Element data from apps and pages:

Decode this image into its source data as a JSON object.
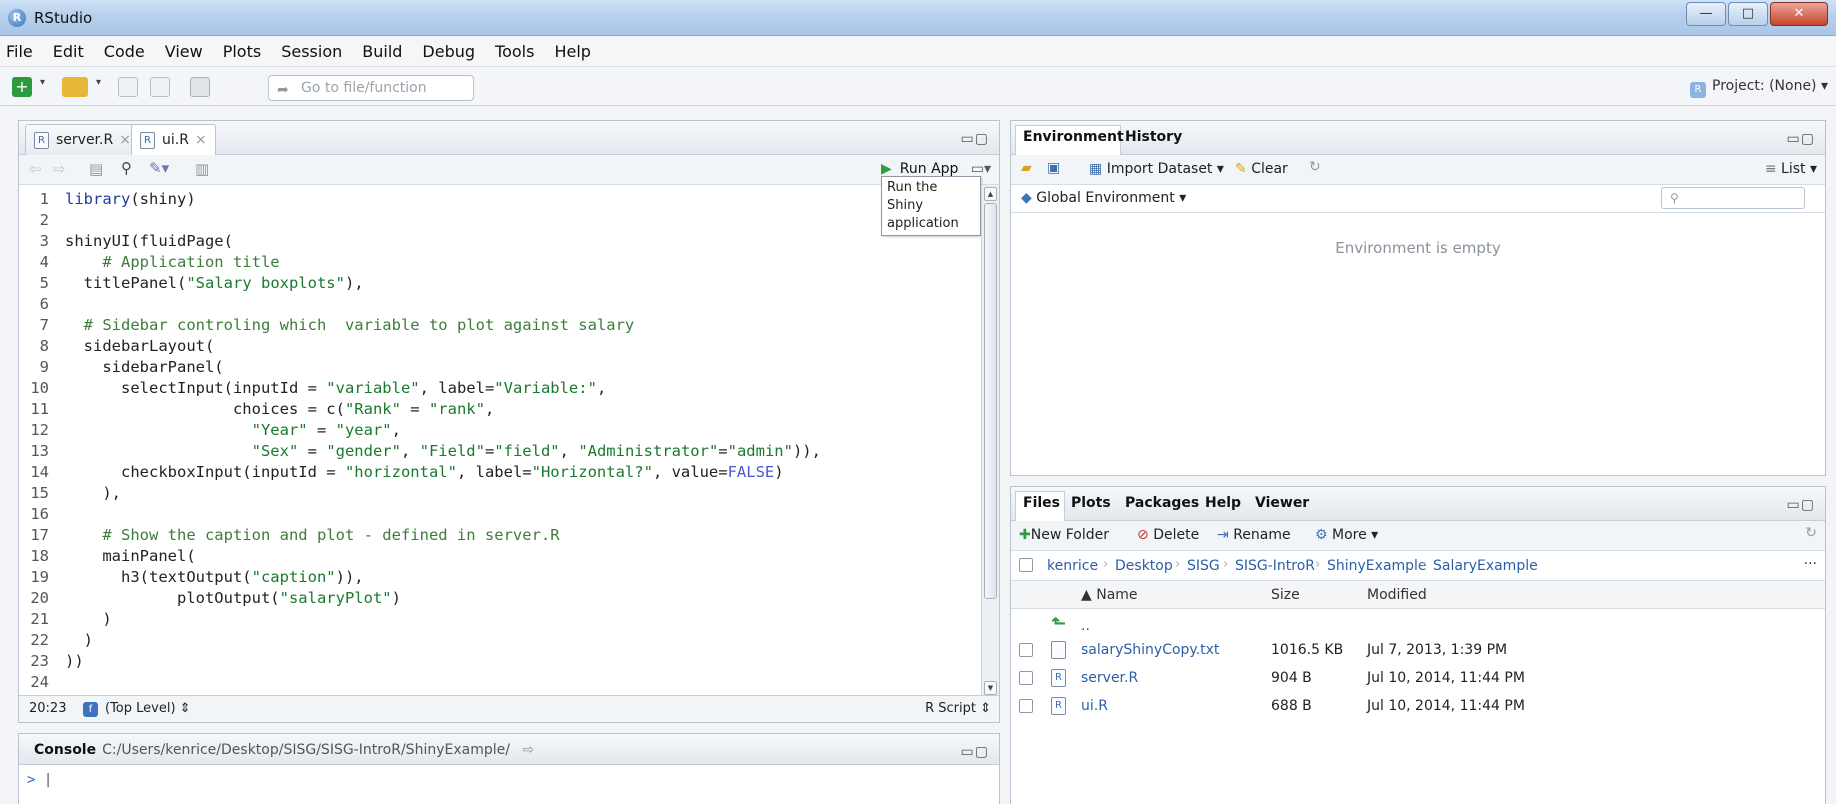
{
  "window": {
    "title": "RStudio",
    "min": "—",
    "max": "□",
    "close": "✕"
  },
  "menu": [
    "File",
    "Edit",
    "Code",
    "View",
    "Plots",
    "Session",
    "Build",
    "Debug",
    "Tools",
    "Help"
  ],
  "toolbar": {
    "goto_placeholder": "Go to file/function",
    "project": "Project: (None)"
  },
  "source": {
    "tabs": [
      {
        "label": "server.R",
        "active": false
      },
      {
        "label": "ui.R",
        "active": true
      }
    ],
    "run_app": "Run App",
    "tooltip": "Run the Shiny application",
    "status": {
      "position": "20:23",
      "scope": "(Top Level)",
      "filetype": "R Script"
    },
    "lines": [
      {
        "n": "1",
        "segments": [
          [
            "fn",
            "library"
          ],
          [
            "",
            "(shiny)"
          ]
        ]
      },
      {
        "n": "2",
        "segments": [
          [
            "",
            ""
          ]
        ]
      },
      {
        "n": "3",
        "segments": [
          [
            "",
            "shinyUI(fluidPage("
          ]
        ]
      },
      {
        "n": "4",
        "segments": [
          [
            "",
            "    "
          ],
          [
            "cmt",
            "# Application title"
          ]
        ]
      },
      {
        "n": "5",
        "segments": [
          [
            "",
            "  titlePanel("
          ],
          [
            "str",
            "\"Salary boxplots\""
          ],
          [
            "",
            "),"
          ]
        ]
      },
      {
        "n": "6",
        "segments": [
          [
            "",
            ""
          ]
        ]
      },
      {
        "n": "7",
        "segments": [
          [
            "",
            "  "
          ],
          [
            "cmt",
            "# Sidebar controling which  variable to plot against salary"
          ]
        ]
      },
      {
        "n": "8",
        "segments": [
          [
            "",
            "  sidebarLayout("
          ]
        ]
      },
      {
        "n": "9",
        "segments": [
          [
            "",
            "    sidebarPanel("
          ]
        ]
      },
      {
        "n": "10",
        "segments": [
          [
            "",
            "      selectInput(inputId = "
          ],
          [
            "str",
            "\"variable\""
          ],
          [
            "",
            ", label="
          ],
          [
            "str",
            "\"Variable:\""
          ],
          [
            "",
            ","
          ]
        ]
      },
      {
        "n": "11",
        "segments": [
          [
            "",
            "                  choices = c("
          ],
          [
            "str",
            "\"Rank\""
          ],
          [
            "",
            " = "
          ],
          [
            "str",
            "\"rank\""
          ],
          [
            "",
            ","
          ]
        ]
      },
      {
        "n": "12",
        "segments": [
          [
            "",
            "                    "
          ],
          [
            "str",
            "\"Year\""
          ],
          [
            "",
            " = "
          ],
          [
            "str",
            "\"year\""
          ],
          [
            "",
            ","
          ]
        ]
      },
      {
        "n": "13",
        "segments": [
          [
            "",
            "                    "
          ],
          [
            "str",
            "\"Sex\""
          ],
          [
            "",
            " = "
          ],
          [
            "str",
            "\"gender\""
          ],
          [
            "",
            ", "
          ],
          [
            "str",
            "\"Field\""
          ],
          [
            "",
            "="
          ],
          [
            "str",
            "\"field\""
          ],
          [
            "",
            ", "
          ],
          [
            "str",
            "\"Administrator\""
          ],
          [
            "",
            "="
          ],
          [
            "str",
            "\"admin\""
          ],
          [
            "",
            ")),"
          ]
        ]
      },
      {
        "n": "14",
        "segments": [
          [
            "",
            "      checkboxInput(inputId = "
          ],
          [
            "str",
            "\"horizontal\""
          ],
          [
            "",
            ", label="
          ],
          [
            "str",
            "\"Horizontal?\""
          ],
          [
            "",
            ", value="
          ],
          [
            "kw",
            "FALSE"
          ],
          [
            "",
            ")"
          ]
        ]
      },
      {
        "n": "15",
        "segments": [
          [
            "",
            "    ),"
          ]
        ]
      },
      {
        "n": "16",
        "segments": [
          [
            "",
            ""
          ]
        ]
      },
      {
        "n": "17",
        "segments": [
          [
            "",
            "    "
          ],
          [
            "cmt",
            "# Show the caption and plot - defined in server.R"
          ]
        ]
      },
      {
        "n": "18",
        "segments": [
          [
            "",
            "    mainPanel("
          ]
        ]
      },
      {
        "n": "19",
        "segments": [
          [
            "",
            "      h3(textOutput("
          ],
          [
            "str",
            "\"caption\""
          ],
          [
            "",
            ")),"
          ]
        ]
      },
      {
        "n": "20",
        "segments": [
          [
            "",
            "            plotOutput("
          ],
          [
            "str",
            "\"salaryPlot\""
          ],
          [
            "",
            ")"
          ]
        ]
      },
      {
        "n": "21",
        "segments": [
          [
            "",
            "    )"
          ]
        ]
      },
      {
        "n": "22",
        "segments": [
          [
            "",
            "  )"
          ]
        ]
      },
      {
        "n": "23",
        "segments": [
          [
            "",
            "))"
          ]
        ]
      },
      {
        "n": "24",
        "segments": [
          [
            "",
            ""
          ]
        ]
      }
    ]
  },
  "console": {
    "title": "Console",
    "path": "C:/Users/kenrice/Desktop/SISG/SISG-IntroR/ShinyExample/",
    "prompt": ">"
  },
  "environment": {
    "tabs": [
      "Environment",
      "History"
    ],
    "import": "Import Dataset",
    "clear": "Clear",
    "list": "List",
    "scope": "Global Environment",
    "empty": "Environment is empty"
  },
  "files": {
    "tabs": [
      "Files",
      "Plots",
      "Packages",
      "Help",
      "Viewer"
    ],
    "new_folder": "New Folder",
    "delete": "Delete",
    "rename": "Rename",
    "more": "More",
    "crumbs": [
      "kenrice",
      "Desktop",
      "SISG",
      "SISG-IntroR",
      "ShinyExample",
      "SalaryExample"
    ],
    "columns": {
      "name": "Name",
      "size": "Size",
      "modified": "Modified"
    },
    "parent": "..",
    "rows": [
      {
        "name": "salaryShinyCopy.txt",
        "size": "1016.5 KB",
        "modified": "Jul 7, 2013, 1:39 PM"
      },
      {
        "name": "server.R",
        "size": "904 B",
        "modified": "Jul 10, 2014, 11:44 PM"
      },
      {
        "name": "ui.R",
        "size": "688 B",
        "modified": "Jul 10, 2014, 11:44 PM"
      }
    ]
  }
}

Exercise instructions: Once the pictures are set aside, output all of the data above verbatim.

Result:
Decode this image into its source data as a JSON object.
{
  "window": {
    "title": "RStudio",
    "min": "—",
    "max": "□",
    "close": "✕"
  },
  "menu": [
    "File",
    "Edit",
    "Code",
    "View",
    "Plots",
    "Session",
    "Build",
    "Debug",
    "Tools",
    "Help"
  ],
  "toolbar": {
    "goto_placeholder": "Go to file/function",
    "project": "Project: (None)"
  },
  "source": {
    "tabs": [
      {
        "label": "server.R",
        "active": false
      },
      {
        "label": "ui.R",
        "active": true
      }
    ],
    "run_app": "Run App",
    "tooltip": "Run the Shiny application",
    "status": {
      "position": "20:23",
      "scope": "(Top Level)",
      "filetype": "R Script"
    },
    "lines": [
      {
        "n": "1",
        "segments": [
          [
            "fn",
            "library"
          ],
          [
            "",
            "(shiny)"
          ]
        ]
      },
      {
        "n": "2",
        "segments": [
          [
            "",
            ""
          ]
        ]
      },
      {
        "n": "3",
        "segments": [
          [
            "",
            "shinyUI(fluidPage("
          ]
        ]
      },
      {
        "n": "4",
        "segments": [
          [
            "",
            "    "
          ],
          [
            "cmt",
            "# Application title"
          ]
        ]
      },
      {
        "n": "5",
        "segments": [
          [
            "",
            "  titlePanel("
          ],
          [
            "str",
            "\"Salary boxplots\""
          ],
          [
            "",
            "),"
          ]
        ]
      },
      {
        "n": "6",
        "segments": [
          [
            "",
            ""
          ]
        ]
      },
      {
        "n": "7",
        "segments": [
          [
            "",
            "  "
          ],
          [
            "cmt",
            "# Sidebar controling which  variable to plot against salary"
          ]
        ]
      },
      {
        "n": "8",
        "segments": [
          [
            "",
            "  sidebarLayout("
          ]
        ]
      },
      {
        "n": "9",
        "segments": [
          [
            "",
            "    sidebarPanel("
          ]
        ]
      },
      {
        "n": "10",
        "segments": [
          [
            "",
            "      selectInput(inputId = "
          ],
          [
            "str",
            "\"variable\""
          ],
          [
            "",
            ", label="
          ],
          [
            "str",
            "\"Variable:\""
          ],
          [
            "",
            ","
          ]
        ]
      },
      {
        "n": "11",
        "segments": [
          [
            "",
            "                  choices = c("
          ],
          [
            "str",
            "\"Rank\""
          ],
          [
            "",
            " = "
          ],
          [
            "str",
            "\"rank\""
          ],
          [
            "",
            ","
          ]
        ]
      },
      {
        "n": "12",
        "segments": [
          [
            "",
            "                    "
          ],
          [
            "str",
            "\"Year\""
          ],
          [
            "",
            " = "
          ],
          [
            "str",
            "\"year\""
          ],
          [
            "",
            ","
          ]
        ]
      },
      {
        "n": "13",
        "segments": [
          [
            "",
            "                    "
          ],
          [
            "str",
            "\"Sex\""
          ],
          [
            "",
            " = "
          ],
          [
            "str",
            "\"gender\""
          ],
          [
            "",
            ", "
          ],
          [
            "str",
            "\"Field\""
          ],
          [
            "",
            "="
          ],
          [
            "str",
            "\"field\""
          ],
          [
            "",
            ", "
          ],
          [
            "str",
            "\"Administrator\""
          ],
          [
            "",
            "="
          ],
          [
            "str",
            "\"admin\""
          ],
          [
            "",
            ")),"
          ]
        ]
      },
      {
        "n": "14",
        "segments": [
          [
            "",
            "      checkboxInput(inputId = "
          ],
          [
            "str",
            "\"horizontal\""
          ],
          [
            "",
            ", label="
          ],
          [
            "str",
            "\"Horizontal?\""
          ],
          [
            "",
            ", value="
          ],
          [
            "kw",
            "FALSE"
          ],
          [
            "",
            ")"
          ]
        ]
      },
      {
        "n": "15",
        "segments": [
          [
            "",
            "    ),"
          ]
        ]
      },
      {
        "n": "16",
        "segments": [
          [
            "",
            ""
          ]
        ]
      },
      {
        "n": "17",
        "segments": [
          [
            "",
            "    "
          ],
          [
            "cmt",
            "# Show the caption and plot - defined in server.R"
          ]
        ]
      },
      {
        "n": "18",
        "segments": [
          [
            "",
            "    mainPanel("
          ]
        ]
      },
      {
        "n": "19",
        "segments": [
          [
            "",
            "      h3(textOutput("
          ],
          [
            "str",
            "\"caption\""
          ],
          [
            "",
            ")),"
          ]
        ]
      },
      {
        "n": "20",
        "segments": [
          [
            "",
            "            plotOutput("
          ],
          [
            "str",
            "\"salaryPlot\""
          ],
          [
            "",
            ")"
          ]
        ]
      },
      {
        "n": "21",
        "segments": [
          [
            "",
            "    )"
          ]
        ]
      },
      {
        "n": "22",
        "segments": [
          [
            "",
            "  )"
          ]
        ]
      },
      {
        "n": "23",
        "segments": [
          [
            "",
            "))"
          ]
        ]
      },
      {
        "n": "24",
        "segments": [
          [
            "",
            ""
          ]
        ]
      }
    ]
  },
  "console": {
    "title": "Console",
    "path": "C:/Users/kenrice/Desktop/SISG/SISG-IntroR/ShinyExample/",
    "prompt": ">"
  },
  "environment": {
    "tabs": [
      "Environment",
      "History"
    ],
    "import": "Import Dataset",
    "clear": "Clear",
    "list": "List",
    "scope": "Global Environment",
    "empty": "Environment is empty"
  },
  "files": {
    "tabs": [
      "Files",
      "Plots",
      "Packages",
      "Help",
      "Viewer"
    ],
    "new_folder": "New Folder",
    "delete": "Delete",
    "rename": "Rename",
    "more": "More",
    "crumbs": [
      "kenrice",
      "Desktop",
      "SISG",
      "SISG-IntroR",
      "ShinyExample",
      "SalaryExample"
    ],
    "columns": {
      "name": "Name",
      "size": "Size",
      "modified": "Modified"
    },
    "parent": "..",
    "rows": [
      {
        "name": "salaryShinyCopy.txt",
        "size": "1016.5 KB",
        "modified": "Jul 7, 2013, 1:39 PM"
      },
      {
        "name": "server.R",
        "size": "904 B",
        "modified": "Jul 10, 2014, 11:44 PM"
      },
      {
        "name": "ui.R",
        "size": "688 B",
        "modified": "Jul 10, 2014, 11:44 PM"
      }
    ]
  }
}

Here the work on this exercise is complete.